If you don’t have a vegetable mill, your hummus will have a much better consistency if you mash the chickpeas with a heavy fork.

Pound a large clove of garlic (or more or less, according to personal taste) with a mortar and pestle until it is reduced to a smooth paste. Put it into a small bowl with the juice of a large lemon.

Add tahini to taste to the chickpeas and mix well. Stir in the lemon juice and garlic paste and continue to mix. Add salt and pepper to taste.

At this stage you have to keep mixing and adjusting the seasoning. It may take a little time to get the ideal mix of flavours, so be patient.

When the taste is to your liking, put the hummus into a shallow flattish dish (Mallorcan earthenware ones are ideal) and spread it out with the back of a spoon.

Stir the paprika and olive oil mixture with a teaspoon and drizzle it over the surface in a zig-zag pattern. Sprinkle generously with the finely chopped parsley.

Hummus is one of those dishes in which the cook’s palate decides the final taste. That’s why every version of an authentic hummus is so different.

And that’s why I haven’t given any weights or other measurements for this hummus: you must keep tasting it until everything is to your liking.

Some people like hummus to have an intense lemon flavour, so that calls for extra lemon juice. If you have limes at hand, try them, but the final taste will be different.

If you go for a strong garlic taste then use two or three cloves instead of one. But bear in mind that most people prefer the garlic taste to be very much in the background.

Those who want a strong earthy taste should add more tahini. The hummus, however, will then have a darker look and you may not want that.

But in a good hummus the flavours should be balanced and none of them should overwhelm the others — that is good advice for all dishes, not just hummus.

And the one taste that should be noticeable above all others, of course, is that of the chickpeas.
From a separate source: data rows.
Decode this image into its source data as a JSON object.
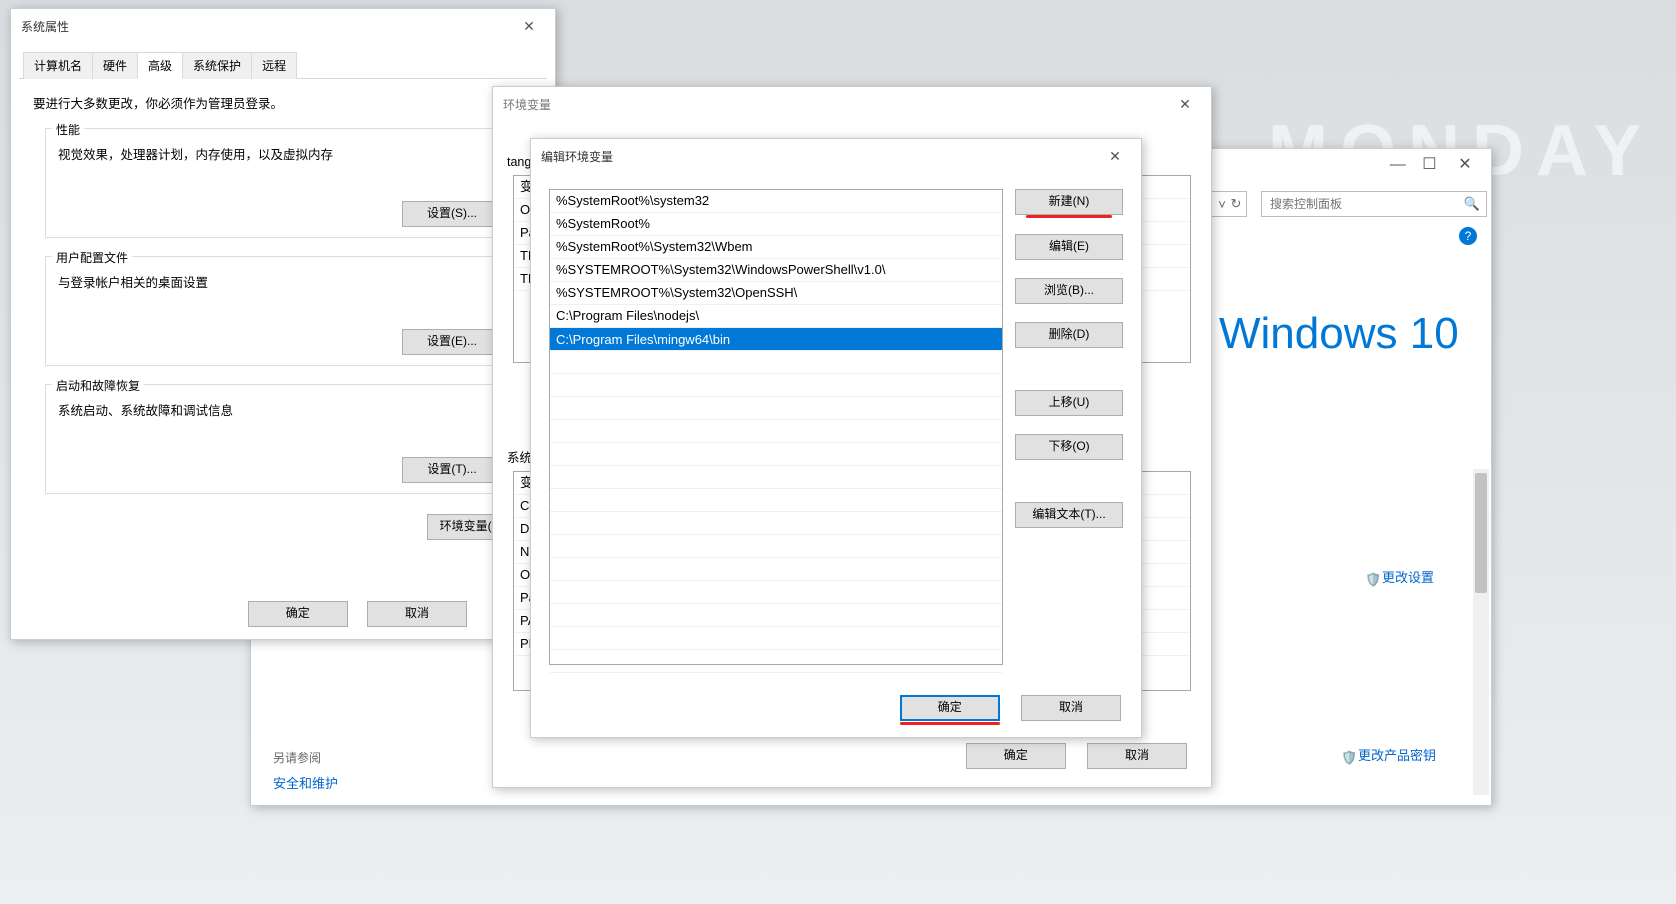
{
  "desktop": {
    "day": "MONDAY"
  },
  "cp": {
    "searchPlaceholder": "搜索控制面板",
    "refresh": "↻",
    "brand": "Windows 10",
    "changeSettings": "更改设置",
    "changeKey": "更改产品密钥",
    "minimize": "—",
    "maximize": "☐",
    "close": "✕"
  },
  "sysprops": {
    "title": "系统属性",
    "close": "✕",
    "tabs": [
      "计算机名",
      "硬件",
      "高级",
      "系统保护",
      "远程"
    ],
    "adminNote": "要进行大多数更改，你必须作为管理员登录。",
    "perfTitle": "性能",
    "perfDesc": "视觉效果，处理器计划，内存使用，以及虚拟内存",
    "perfBtn": "设置(S)...",
    "profTitle": "用户配置文件",
    "profDesc": "与登录帐户相关的桌面设置",
    "profBtn": "设置(E)...",
    "startTitle": "启动和故障恢复",
    "startDesc": "系统启动、系统故障和调试信息",
    "startBtn": "设置(T)...",
    "envBtn": "环境变量(N)...",
    "ok": "确定",
    "cancel": "取消",
    "seeAlso": "另请参阅",
    "secLink": "安全和维护"
  },
  "env": {
    "title": "环境变量",
    "close": "✕",
    "userVars": "tang 的用户变量",
    "sysVars": "系统变量(S)",
    "userItems": [
      "变",
      "On",
      "Pa",
      "TE",
      "TM"
    ],
    "sysItems": [
      "变",
      "Co",
      "Dr",
      "NU",
      "OS",
      "Pa",
      "PA",
      "PR"
    ],
    "ok": "确定",
    "cancel": "取消"
  },
  "edit": {
    "title": "编辑环境变量",
    "close": "✕",
    "entries": [
      "%SystemRoot%\\system32",
      "%SystemRoot%",
      "%SystemRoot%\\System32\\Wbem",
      "%SYSTEMROOT%\\System32\\WindowsPowerShell\\v1.0\\",
      "%SYSTEMROOT%\\System32\\OpenSSH\\",
      "C:\\Program Files\\nodejs\\",
      "C:\\Program Files\\mingw64\\bin"
    ],
    "new": "新建(N)",
    "editBtn": "编辑(E)",
    "browse": "浏览(B)...",
    "del": "删除(D)",
    "up": "上移(U)",
    "down": "下移(O)",
    "editText": "编辑文本(T)...",
    "ok": "确定",
    "cancel": "取消"
  }
}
The taste of the other ingredients should be in the background, giving the hummus subtle nuances of flavour.

Some cooks go for a runny hummus and others, like myself, prefer it thick and smooth. It all depends on whether you want a dip or a spread.

My preference is for the spread, both for its texture and concentrated flavours, so my hummus is always thick.
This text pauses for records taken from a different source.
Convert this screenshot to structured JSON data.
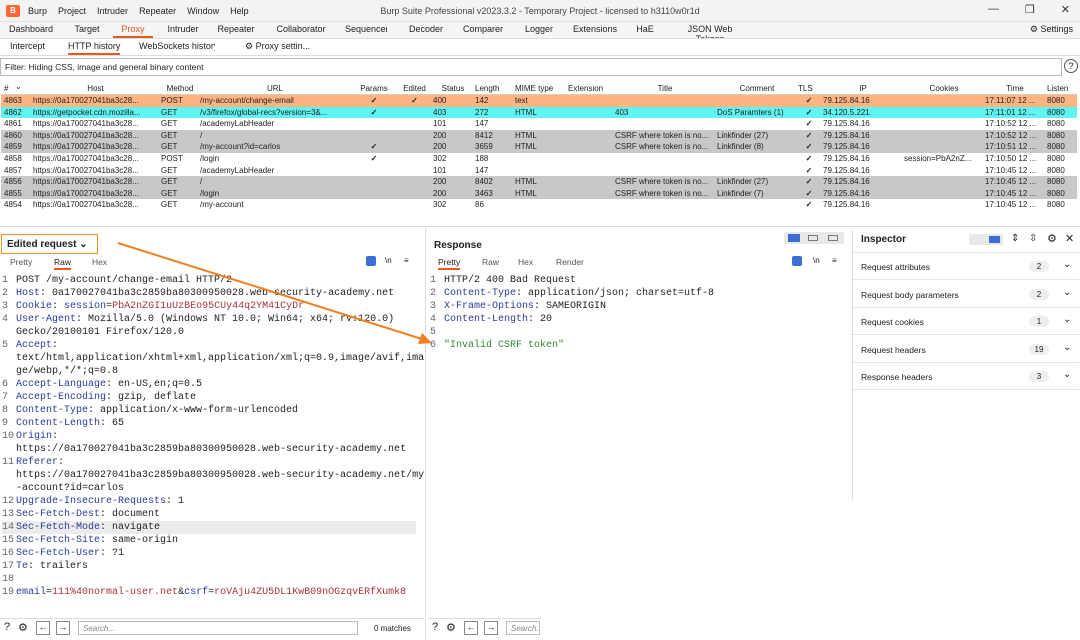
{
  "app": {
    "logo": "B",
    "title": "Burp Suite Professional v2023.3.2 - Temporary Project - licensed to h3110w0r1d",
    "menu": [
      "Burp",
      "Project",
      "Intruder",
      "Repeater",
      "Window",
      "Help"
    ],
    "controls": [
      "—",
      "❐",
      "✕"
    ]
  },
  "tabs": [
    "Dashboard",
    "Target",
    "Proxy",
    "Intruder",
    "Repeater",
    "Collaborator",
    "Sequencer",
    "Decoder",
    "Comparer",
    "Logger",
    "Extensions",
    "HaE",
    "JSON Web Tokens"
  ],
  "settings_label": "Settings",
  "subtabs": [
    "Intercept",
    "HTTP history",
    "WebSockets history",
    "Proxy settin..."
  ],
  "filter_text": "Filter: Hiding CSS, image and general binary content",
  "help": "?",
  "table": {
    "headers": [
      "#",
      "Host",
      "Method",
      "URL",
      "Params",
      "Edited",
      "Status",
      "Length",
      "MIME type",
      "Extension",
      "Title",
      "Comment",
      "TLS",
      "IP",
      "Cookies",
      "Time",
      "Listen"
    ],
    "sort_indicator": "⌄",
    "rows": [
      {
        "style": "orange",
        "c": [
          "4863",
          "https://0a170027041ba3c28...",
          "POST",
          "/my-account/change-email",
          "✓",
          "✓",
          "400",
          "142",
          "text",
          "",
          "",
          "",
          "✓",
          "79.125.84.16",
          "",
          "17:11:07 12 ...",
          "8080"
        ]
      },
      {
        "style": "cyan",
        "c": [
          "4862",
          "https://getpocket.cdn.mozilla...",
          "GET",
          "/v3/firefox/global-recs?version=3&...",
          "✓",
          "",
          "403",
          "272",
          "HTML",
          "",
          "403",
          "DoS Paramters (1)",
          "✓",
          "34.120.5.221",
          "",
          "17:11:01 12 ...",
          "8080"
        ]
      },
      {
        "style": "",
        "c": [
          "4861",
          "https://0a170027041ba3c28...",
          "GET",
          "/academyLabHeader",
          "",
          "",
          "101",
          "147",
          "",
          "",
          "",
          "",
          "✓",
          "79.125.84.16",
          "",
          "17:10:52 12 ...",
          "8080"
        ]
      },
      {
        "style": "gray",
        "c": [
          "4860",
          "https://0a170027041ba3c28...",
          "GET",
          "/",
          "",
          "",
          "200",
          "8412",
          "HTML",
          "",
          "CSRF where token is no...",
          "Linkfinder (27)",
          "✓",
          "79.125.84.16",
          "",
          "17:10:52 12 ...",
          "8080"
        ]
      },
      {
        "style": "gray",
        "c": [
          "4859",
          "https://0a170027041ba3c28...",
          "GET",
          "/my-account?id=carlos",
          "✓",
          "",
          "200",
          "3659",
          "HTML",
          "",
          "CSRF where token is no...",
          "Linkfinder (8)",
          "✓",
          "79.125.84.16",
          "",
          "17:10:51 12 ...",
          "8080"
        ]
      },
      {
        "style": "",
        "c": [
          "4858",
          "https://0a170027041ba3c28...",
          "POST",
          "/login",
          "✓",
          "",
          "302",
          "188",
          "",
          "",
          "",
          "",
          "✓",
          "79.125.84.16",
          "session=PbA2nZ...",
          "17:10:50 12 ...",
          "8080"
        ]
      },
      {
        "style": "",
        "c": [
          "4857",
          "https://0a170027041ba3c28...",
          "GET",
          "/academyLabHeader",
          "",
          "",
          "101",
          "147",
          "",
          "",
          "",
          "",
          "✓",
          "79.125.84.16",
          "",
          "17:10:45 12 ...",
          "8080"
        ]
      },
      {
        "style": "gray",
        "c": [
          "4856",
          "https://0a170027041ba3c28...",
          "GET",
          "/",
          "",
          "",
          "200",
          "8402",
          "HTML",
          "",
          "CSRF where token is no...",
          "Linkfinder (27)",
          "✓",
          "79.125.84.16",
          "",
          "17:10:45 12 ...",
          "8080"
        ]
      },
      {
        "style": "gray",
        "c": [
          "4855",
          "https://0a170027041ba3c28...",
          "GET",
          "/login",
          "",
          "",
          "200",
          "3463",
          "HTML",
          "",
          "CSRF where token is no...",
          "Linkfinder (7)",
          "✓",
          "79.125.84.16",
          "",
          "17:10:45 12 ...",
          "8080"
        ]
      },
      {
        "style": "",
        "c": [
          "4854",
          "https://0a170027041ba3c28...",
          "GET",
          "/my-account",
          "",
          "",
          "302",
          "86",
          "",
          "",
          "",
          "",
          "✓",
          "79.125.84.16",
          "",
          "17:10:45 12 ...",
          "8080"
        ]
      }
    ]
  },
  "request": {
    "title": "Edited request",
    "dropdown": "⌄",
    "tabs": [
      "Pretty",
      "Raw",
      "Hex"
    ],
    "active_tab": "Raw",
    "newline_toggle": "\\n",
    "menu": "≡",
    "lines": [
      {
        "n": "1",
        "parts": [
          {
            "t": "v",
            "s": "POST /my-account/change-email HTTP/2"
          }
        ]
      },
      {
        "n": "2",
        "parts": [
          {
            "t": "k",
            "s": "Host"
          },
          {
            "t": "v",
            "s": ": 0a170027041ba3c2859ba80300950028.web-security-academy.net"
          }
        ]
      },
      {
        "n": "3",
        "parts": [
          {
            "t": "k",
            "s": "Cookie"
          },
          {
            "t": "v",
            "s": ": "
          },
          {
            "t": "k",
            "s": "session"
          },
          {
            "t": "v",
            "s": "="
          },
          {
            "t": "p",
            "s": "PbA2nZGI1uUzBEo95CUy44q2YM41CyDr"
          }
        ]
      },
      {
        "n": "4",
        "parts": [
          {
            "t": "k",
            "s": "User-Agent"
          },
          {
            "t": "v",
            "s": ": Mozilla/5.0 (Windows NT 10.0; Win64; x64; rv:120.0)"
          }
        ]
      },
      {
        "n": "",
        "parts": [
          {
            "t": "v",
            "s": "Gecko/20100101 Firefox/120.0"
          }
        ]
      },
      {
        "n": "5",
        "parts": [
          {
            "t": "k",
            "s": "Accept"
          },
          {
            "t": "v",
            "s": ":"
          }
        ]
      },
      {
        "n": "",
        "parts": [
          {
            "t": "v",
            "s": "text/html,application/xhtml+xml,application/xml;q=0.9,image/avif,ima"
          }
        ]
      },
      {
        "n": "",
        "parts": [
          {
            "t": "v",
            "s": "ge/webp,*/*;q=0.8"
          }
        ]
      },
      {
        "n": "6",
        "parts": [
          {
            "t": "k",
            "s": "Accept-Language"
          },
          {
            "t": "v",
            "s": ": en-US,en;q=0.5"
          }
        ]
      },
      {
        "n": "7",
        "parts": [
          {
            "t": "k",
            "s": "Accept-Encoding"
          },
          {
            "t": "v",
            "s": ": gzip, deflate"
          }
        ]
      },
      {
        "n": "8",
        "parts": [
          {
            "t": "k",
            "s": "Content-Type"
          },
          {
            "t": "v",
            "s": ": application/x-www-form-urlencoded"
          }
        ]
      },
      {
        "n": "9",
        "parts": [
          {
            "t": "k",
            "s": "Content-Length"
          },
          {
            "t": "v",
            "s": ": 65"
          }
        ]
      },
      {
        "n": "10",
        "parts": [
          {
            "t": "k",
            "s": "Origin"
          },
          {
            "t": "v",
            "s": ":"
          }
        ]
      },
      {
        "n": "",
        "parts": [
          {
            "t": "v",
            "s": "https://0a170027041ba3c2859ba80300950028.web-security-academy.net"
          }
        ]
      },
      {
        "n": "11",
        "parts": [
          {
            "t": "k",
            "s": "Referer"
          },
          {
            "t": "v",
            "s": ":"
          }
        ]
      },
      {
        "n": "",
        "parts": [
          {
            "t": "v",
            "s": "https://0a170027041ba3c2859ba80300950028.web-security-academy.net/my"
          }
        ]
      },
      {
        "n": "",
        "parts": [
          {
            "t": "v",
            "s": "-account?id=carlos"
          }
        ]
      },
      {
        "n": "12",
        "parts": [
          {
            "t": "k",
            "s": "Upgrade-Insecure-Requests"
          },
          {
            "t": "v",
            "s": ": 1"
          }
        ]
      },
      {
        "n": "13",
        "parts": [
          {
            "t": "k",
            "s": "Sec-Fetch-Dest"
          },
          {
            "t": "v",
            "s": ": document"
          }
        ]
      },
      {
        "n": "14",
        "hl": true,
        "parts": [
          {
            "t": "k",
            "s": "Sec-Fetch-Mode"
          },
          {
            "t": "v",
            "s": ": navigate"
          }
        ]
      },
      {
        "n": "15",
        "parts": [
          {
            "t": "k",
            "s": "Sec-Fetch-Site"
          },
          {
            "t": "v",
            "s": ": same-origin"
          }
        ]
      },
      {
        "n": "16",
        "parts": [
          {
            "t": "k",
            "s": "Sec-Fetch-User"
          },
          {
            "t": "v",
            "s": ": ?1"
          }
        ]
      },
      {
        "n": "17",
        "parts": [
          {
            "t": "k",
            "s": "Te"
          },
          {
            "t": "v",
            "s": ": trailers"
          }
        ]
      },
      {
        "n": "18",
        "parts": [
          {
            "t": "v",
            "s": ""
          }
        ]
      },
      {
        "n": "19",
        "parts": [
          {
            "t": "k",
            "s": "email"
          },
          {
            "t": "v",
            "s": "="
          },
          {
            "t": "p",
            "s": "111%40normal-user.net"
          },
          {
            "t": "v",
            "s": "&"
          },
          {
            "t": "k",
            "s": "csrf"
          },
          {
            "t": "v",
            "s": "="
          },
          {
            "t": "p",
            "s": "roVAju4ZU5DL1KwB09nOGzqvERfXumk8"
          }
        ]
      }
    ],
    "search_placeholder": "Search...",
    "matches": "0 matches"
  },
  "response": {
    "title": "Response",
    "tabs": [
      "Pretty",
      "Raw",
      "Hex",
      "Render"
    ],
    "active_tab": "Pretty",
    "lines": [
      {
        "n": "1",
        "parts": [
          {
            "t": "v",
            "s": "HTTP/2 400 Bad Request"
          }
        ]
      },
      {
        "n": "2",
        "parts": [
          {
            "t": "k",
            "s": "Content-Type"
          },
          {
            "t": "v",
            "s": ": application/json; charset=utf-8"
          }
        ]
      },
      {
        "n": "3",
        "parts": [
          {
            "t": "k",
            "s": "X-Frame-Options"
          },
          {
            "t": "v",
            "s": ": SAMEORIGIN"
          }
        ]
      },
      {
        "n": "4",
        "parts": [
          {
            "t": "k",
            "s": "Content-Length"
          },
          {
            "t": "v",
            "s": ": 20"
          }
        ]
      },
      {
        "n": "5",
        "parts": [
          {
            "t": "v",
            "s": ""
          }
        ]
      },
      {
        "n": "6",
        "parts": [
          {
            "t": "q",
            "s": "\"Invalid CSRF token\""
          }
        ]
      }
    ],
    "search_placeholder": "Search..."
  },
  "inspector": {
    "title": "Inspector",
    "items": [
      {
        "label": "Request attributes",
        "count": "2"
      },
      {
        "label": "Request body parameters",
        "count": "2"
      },
      {
        "label": "Request cookies",
        "count": "1"
      },
      {
        "label": "Request headers",
        "count": "19"
      },
      {
        "label": "Response headers",
        "count": "3"
      }
    ]
  },
  "colors": {
    "accent": "#e8581c",
    "orange_row": "#ffb482",
    "cyan_row": "#5ff5f5",
    "gray_row": "#c8c8c8"
  }
}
If stored in a container with a tight lid, hummus will keep well in the fridge for several days and that makes it a great stand-by during the summer months.

Served with some supermarket pita bread well warmed in a toaster, it makes an excellent starter for lunch or dinner.
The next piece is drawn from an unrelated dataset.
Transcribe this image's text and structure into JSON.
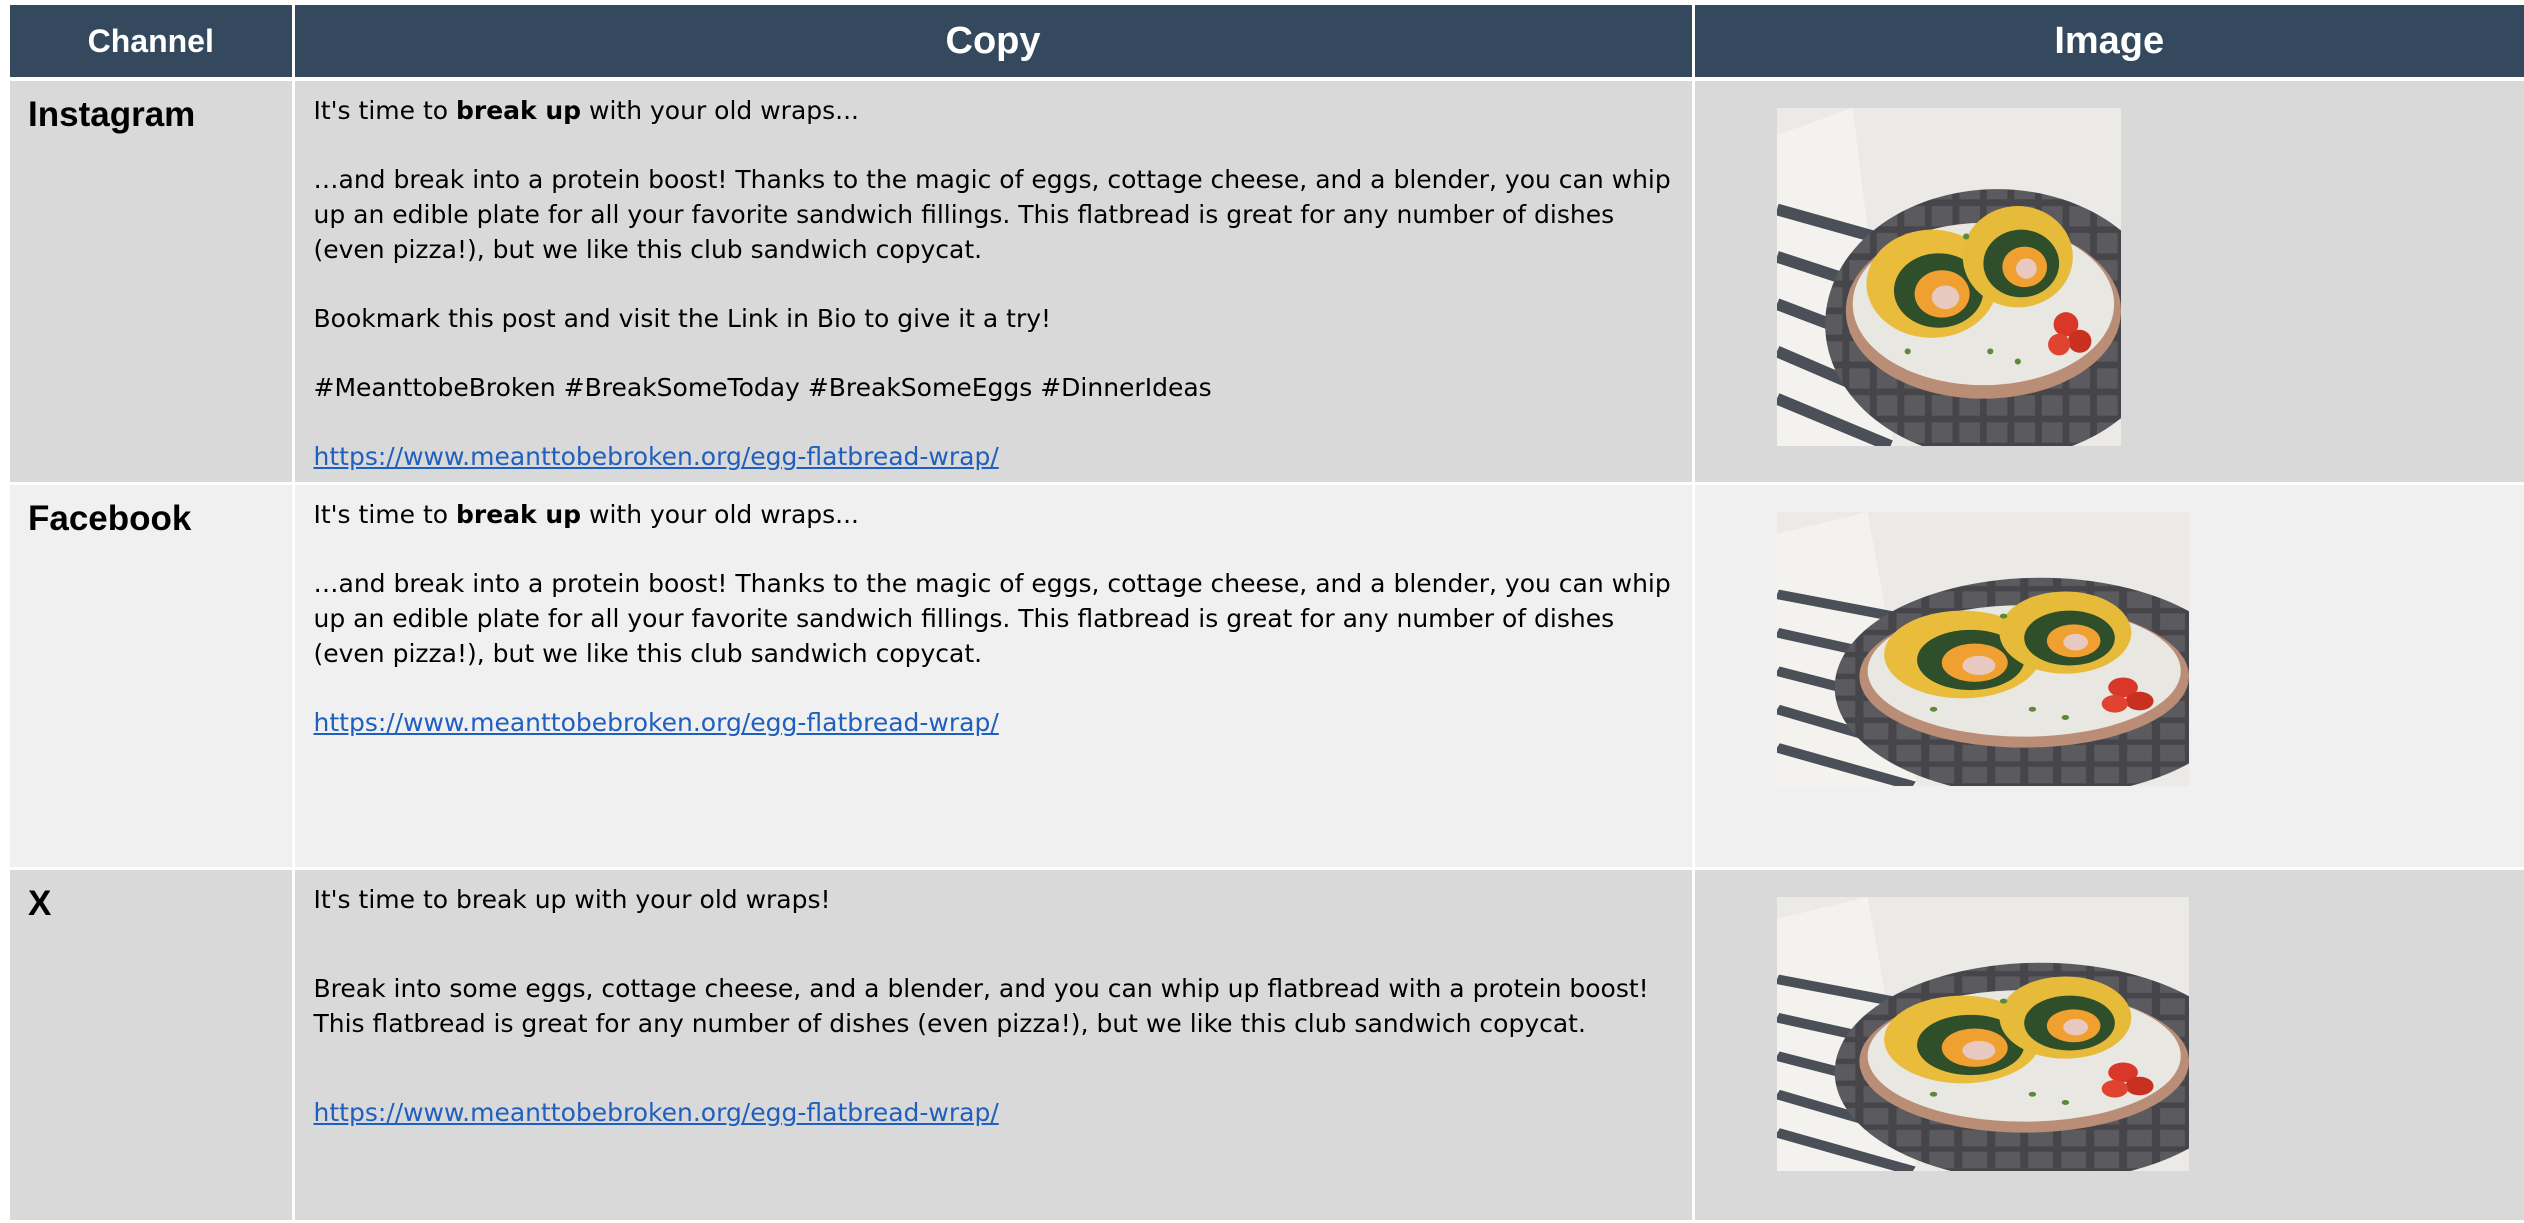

You will find a choice of pita bread at El Corte Inglés and most other supermarkets stock at least one.

And when it’s just a tasty midmorning or afternoon nibble we want, hummus fits the bill when spread on toast, cream crackers or Quely biscuits.

A bagel (available at most supermarkets) when crisply toasted is an ideal support for shredded crunchy lettuce mixed with hummus.

And if you have the time and the inclination you use the hummus as part of a mezze for a more for a more formal lunch or dinner with a Middle Eastern slant.

The other dishes needn’t be time consuming. A lovely fresh and inviting dish for any summer table is diced watermelon mixed with little cubes of feta cheese.

Another one that will brighten any lunchtime table is roasted red peppers with nothing but a dressing of virgen extra olive oil.

And there is no need to roast your own red peppers. On the shelves of the supermarkets at El Corte Inglés you will find a large selection at prices to suit all pockets.

You can also fill out a mezze spread by the simple addition of little dishes of olives of different colours.

At El Corte Inglés olives sold loose come in black, several shades of green and some with a browny colour. They give a table a nice Mediterranean look.